[Start of section]

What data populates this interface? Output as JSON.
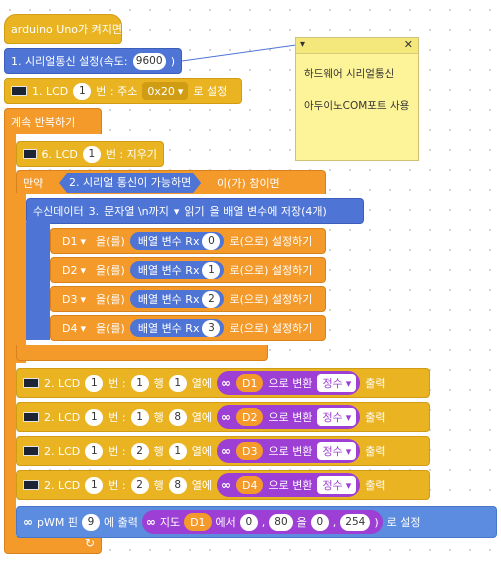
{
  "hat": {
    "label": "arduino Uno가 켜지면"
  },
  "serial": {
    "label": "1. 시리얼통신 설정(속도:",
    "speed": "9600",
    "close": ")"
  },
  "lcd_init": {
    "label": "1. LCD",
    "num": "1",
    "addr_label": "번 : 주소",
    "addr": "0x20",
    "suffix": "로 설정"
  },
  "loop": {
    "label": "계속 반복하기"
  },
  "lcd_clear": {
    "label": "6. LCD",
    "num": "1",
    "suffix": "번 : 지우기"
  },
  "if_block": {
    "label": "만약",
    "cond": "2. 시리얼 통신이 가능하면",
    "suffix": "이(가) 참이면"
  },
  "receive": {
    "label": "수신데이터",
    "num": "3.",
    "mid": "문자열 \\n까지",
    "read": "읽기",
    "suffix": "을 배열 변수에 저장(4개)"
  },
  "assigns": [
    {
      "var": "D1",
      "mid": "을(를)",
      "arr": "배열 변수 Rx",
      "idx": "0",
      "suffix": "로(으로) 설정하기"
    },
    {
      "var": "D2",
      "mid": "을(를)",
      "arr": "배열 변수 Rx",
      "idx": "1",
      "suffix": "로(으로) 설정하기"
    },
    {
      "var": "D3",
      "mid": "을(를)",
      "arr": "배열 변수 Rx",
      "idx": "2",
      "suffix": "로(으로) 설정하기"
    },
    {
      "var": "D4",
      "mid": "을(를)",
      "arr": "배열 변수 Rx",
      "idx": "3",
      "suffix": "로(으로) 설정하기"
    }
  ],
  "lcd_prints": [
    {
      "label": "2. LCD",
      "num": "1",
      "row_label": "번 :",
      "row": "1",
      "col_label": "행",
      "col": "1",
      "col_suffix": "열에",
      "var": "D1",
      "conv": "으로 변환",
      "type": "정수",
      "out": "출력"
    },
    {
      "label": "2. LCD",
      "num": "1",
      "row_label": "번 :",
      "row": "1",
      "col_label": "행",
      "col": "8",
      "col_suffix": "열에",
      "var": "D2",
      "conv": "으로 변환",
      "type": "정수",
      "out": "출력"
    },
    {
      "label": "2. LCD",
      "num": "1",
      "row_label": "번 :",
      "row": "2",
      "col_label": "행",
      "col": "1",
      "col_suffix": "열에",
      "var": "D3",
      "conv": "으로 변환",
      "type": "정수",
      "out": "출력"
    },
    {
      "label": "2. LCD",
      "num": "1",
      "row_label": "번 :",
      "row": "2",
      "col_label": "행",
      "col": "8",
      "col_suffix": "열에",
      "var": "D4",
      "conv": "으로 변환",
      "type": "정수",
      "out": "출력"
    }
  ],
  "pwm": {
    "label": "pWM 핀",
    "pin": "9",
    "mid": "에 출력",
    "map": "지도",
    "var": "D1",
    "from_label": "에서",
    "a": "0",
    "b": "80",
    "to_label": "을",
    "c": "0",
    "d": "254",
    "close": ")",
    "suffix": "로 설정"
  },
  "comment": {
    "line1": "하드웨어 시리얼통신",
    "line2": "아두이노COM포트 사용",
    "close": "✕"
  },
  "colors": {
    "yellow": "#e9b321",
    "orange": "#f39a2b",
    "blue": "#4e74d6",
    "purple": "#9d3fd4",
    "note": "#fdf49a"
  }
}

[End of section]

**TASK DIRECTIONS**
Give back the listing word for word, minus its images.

**TASK ANSWER**
What data populates this interface? Output as JSON.
{
  "hat": {
    "label": "arduino Uno가 켜지면"
  },
  "serial": {
    "label": "1. 시리얼통신 설정(속도:",
    "speed": "9600",
    "close": ")"
  },
  "lcd_init": {
    "label": "1. LCD",
    "num": "1",
    "addr_label": "번 : 주소",
    "addr": "0x20",
    "suffix": "로 설정"
  },
  "loop": {
    "label": "계속 반복하기"
  },
  "lcd_clear": {
    "label": "6. LCD",
    "num": "1",
    "suffix": "번 : 지우기"
  },
  "if_block": {
    "label": "만약",
    "cond": "2. 시리얼 통신이 가능하면",
    "suffix": "이(가) 참이면"
  },
  "receive": {
    "label": "수신데이터",
    "num": "3.",
    "mid": "문자열 \\n까지",
    "read": "읽기",
    "suffix": "을 배열 변수에 저장(4개)"
  },
  "assigns": [
    {
      "var": "D1",
      "mid": "을(를)",
      "arr": "배열 변수 Rx",
      "idx": "0",
      "suffix": "로(으로) 설정하기"
    },
    {
      "var": "D2",
      "mid": "을(를)",
      "arr": "배열 변수 Rx",
      "idx": "1",
      "suffix": "로(으로) 설정하기"
    },
    {
      "var": "D3",
      "mid": "을(를)",
      "arr": "배열 변수 Rx",
      "idx": "2",
      "suffix": "로(으로) 설정하기"
    },
    {
      "var": "D4",
      "mid": "을(를)",
      "arr": "배열 변수 Rx",
      "idx": "3",
      "suffix": "로(으로) 설정하기"
    }
  ],
  "lcd_prints": [
    {
      "label": "2. LCD",
      "num": "1",
      "row_label": "번 :",
      "row": "1",
      "col_label": "행",
      "col": "1",
      "col_suffix": "열에",
      "var": "D1",
      "conv": "으로 변환",
      "type": "정수",
      "out": "출력"
    },
    {
      "label": "2. LCD",
      "num": "1",
      "row_label": "번 :",
      "row": "1",
      "col_label": "행",
      "col": "8",
      "col_suffix": "열에",
      "var": "D2",
      "conv": "으로 변환",
      "type": "정수",
      "out": "출력"
    },
    {
      "label": "2. LCD",
      "num": "1",
      "row_label": "번 :",
      "row": "2",
      "col_label": "행",
      "col": "1",
      "col_suffix": "열에",
      "var": "D3",
      "conv": "으로 변환",
      "type": "정수",
      "out": "출력"
    },
    {
      "label": "2. LCD",
      "num": "1",
      "row_label": "번 :",
      "row": "2",
      "col_label": "행",
      "col": "8",
      "col_suffix": "열에",
      "var": "D4",
      "conv": "으로 변환",
      "type": "정수",
      "out": "출력"
    }
  ],
  "pwm": {
    "label": "pWM 핀",
    "pin": "9",
    "mid": "에 출력",
    "map": "지도",
    "var": "D1",
    "from_label": "에서",
    "a": "0",
    "b": "80",
    "to_label": "을",
    "c": "0",
    "d": "254",
    "close": ")",
    "suffix": "로 설정"
  },
  "comment": {
    "line1": "하드웨어 시리얼통신",
    "line2": "아두이노COM포트 사용",
    "close": "✕"
  },
  "colors": {
    "yellow": "#e9b321",
    "orange": "#f39a2b",
    "blue": "#4e74d6",
    "purple": "#9d3fd4",
    "note": "#fdf49a"
  }
}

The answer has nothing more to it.